*PROBLEM DETAILS*. Return every line in the entries below where the word "ChanZAi" shows up.
● ● ● ● ●
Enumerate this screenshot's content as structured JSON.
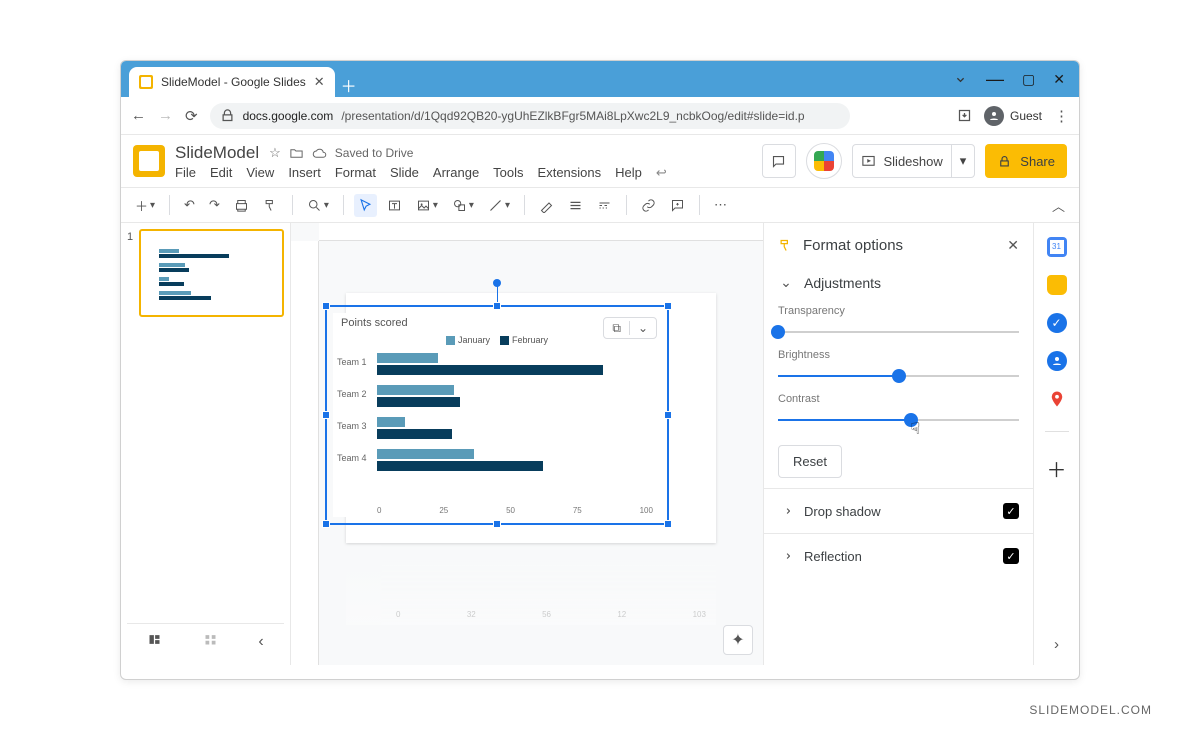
{
  "browser": {
    "tab_title": "SlideModel - Google Slides",
    "url_host": "docs.google.com",
    "url_path": "/presentation/d/1Qqd92QB20-ygUhEZlkBFgr5MAi8LpXwc2L9_ncbkOog/edit#slide=id.p",
    "guest_label": "Guest"
  },
  "app": {
    "title": "SlideModel",
    "saved_label": "Saved to Drive",
    "menu": {
      "file": "File",
      "edit": "Edit",
      "view": "View",
      "insert": "Insert",
      "format": "Format",
      "slide": "Slide",
      "arrange": "Arrange",
      "tools": "Tools",
      "extensions": "Extensions",
      "help": "Help"
    },
    "slideshow_label": "Slideshow",
    "share_label": "Share"
  },
  "thumb": {
    "number": "1"
  },
  "chart_data": {
    "type": "bar",
    "orientation": "horizontal",
    "title": "Points scored",
    "categories": [
      "Team 1",
      "Team 2",
      "Team 3",
      "Team 4"
    ],
    "series": [
      {
        "name": "January",
        "color": "#5a9bb8",
        "values": [
          22,
          28,
          10,
          35
        ]
      },
      {
        "name": "February",
        "color": "#083d5c",
        "values": [
          82,
          30,
          27,
          60
        ]
      }
    ],
    "x_ticks": [
      0,
      25,
      50,
      75,
      100
    ],
    "reflection_ticks": [
      0,
      32,
      56,
      12,
      103
    ],
    "xlim": [
      0,
      100
    ]
  },
  "panel": {
    "title": "Format options",
    "adjustments": {
      "heading": "Adjustments",
      "transparency": {
        "label": "Transparency",
        "value": 0
      },
      "brightness": {
        "label": "Brightness",
        "value": 50
      },
      "contrast": {
        "label": "Contrast",
        "value": 55
      },
      "reset": "Reset"
    },
    "drop_shadow": {
      "label": "Drop shadow",
      "enabled": true
    },
    "reflection": {
      "label": "Reflection",
      "enabled": true
    }
  },
  "watermark": "SLIDEMODEL.COM"
}
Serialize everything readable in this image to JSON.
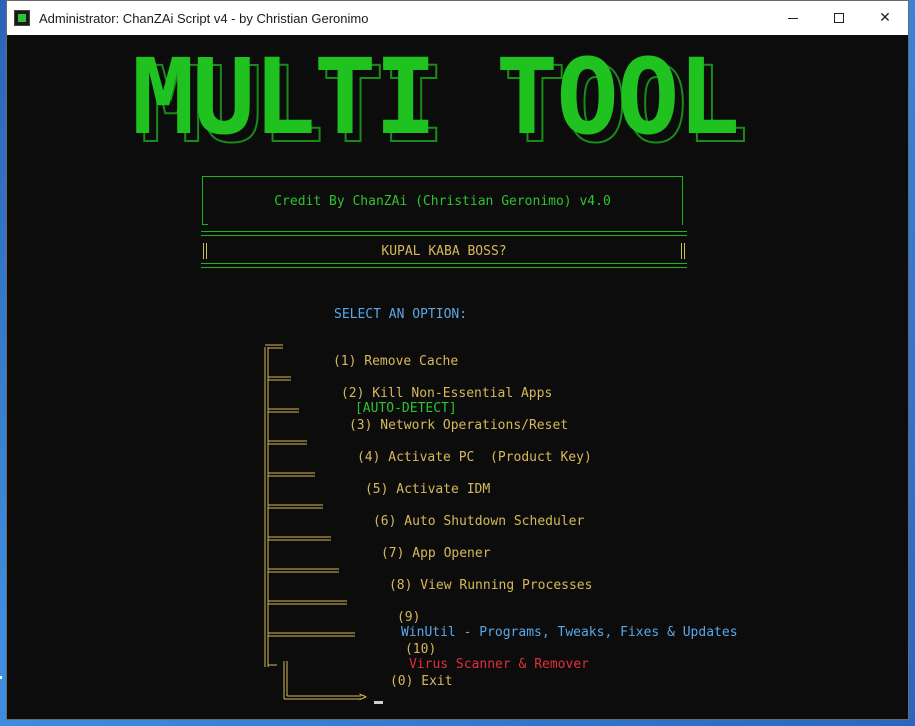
{
  "window": {
    "title": "Administrator:  ChanZAi Script v4 - by Christian Geronimo",
    "controls": {
      "minimize": "",
      "maximize": "",
      "close": "✕"
    }
  },
  "banner": {
    "text": "MULTI TOOL",
    "color": "#1fc21f"
  },
  "credit": {
    "text": "Credit By ChanZAi (Christian Geronimo)  v4.0"
  },
  "subtitle": {
    "text": "KUPAL KABA BOSS?"
  },
  "menu": {
    "heading": "SELECT AN OPTION:",
    "items": [
      {
        "label": "(1) Remove Cache"
      },
      {
        "label": "(2) Kill Non-Essential Apps",
        "tag": "[AUTO-DETECT]"
      },
      {
        "label": "(3) Network Operations/Reset"
      },
      {
        "label": "(4) Activate PC  (Product Key)"
      },
      {
        "label": "(5) Activate IDM"
      },
      {
        "label": "(6) Auto Shutdown Scheduler"
      },
      {
        "label": "(7) App Opener"
      },
      {
        "label": "(8) View Running Processes"
      },
      {
        "number": "(9)",
        "label": "WinUtil - Programs, Tweaks, Fixes & Updates"
      },
      {
        "number": "(10)",
        "label": "Virus Scanner & Remover"
      },
      {
        "label": "(0) Exit"
      }
    ],
    "prompt_arrow": ">"
  },
  "colors": {
    "console_bg": "#0c0c0c",
    "green": "#2fc32f",
    "gold": "#d6b85a",
    "blue": "#5aa7e6",
    "red": "#e0303a"
  }
}
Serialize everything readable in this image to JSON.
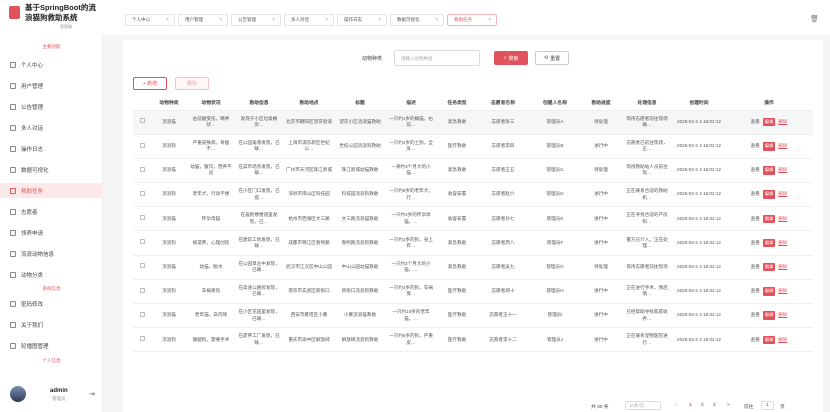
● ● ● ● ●
*SOLUTION TO THIS PROBLEM*.
    "title": "Administrator:  ChanZAi Script v4 - by Christian Geronimo",
    "text": "Credit By ChanZAi (Christian Geronimo)  v4.0"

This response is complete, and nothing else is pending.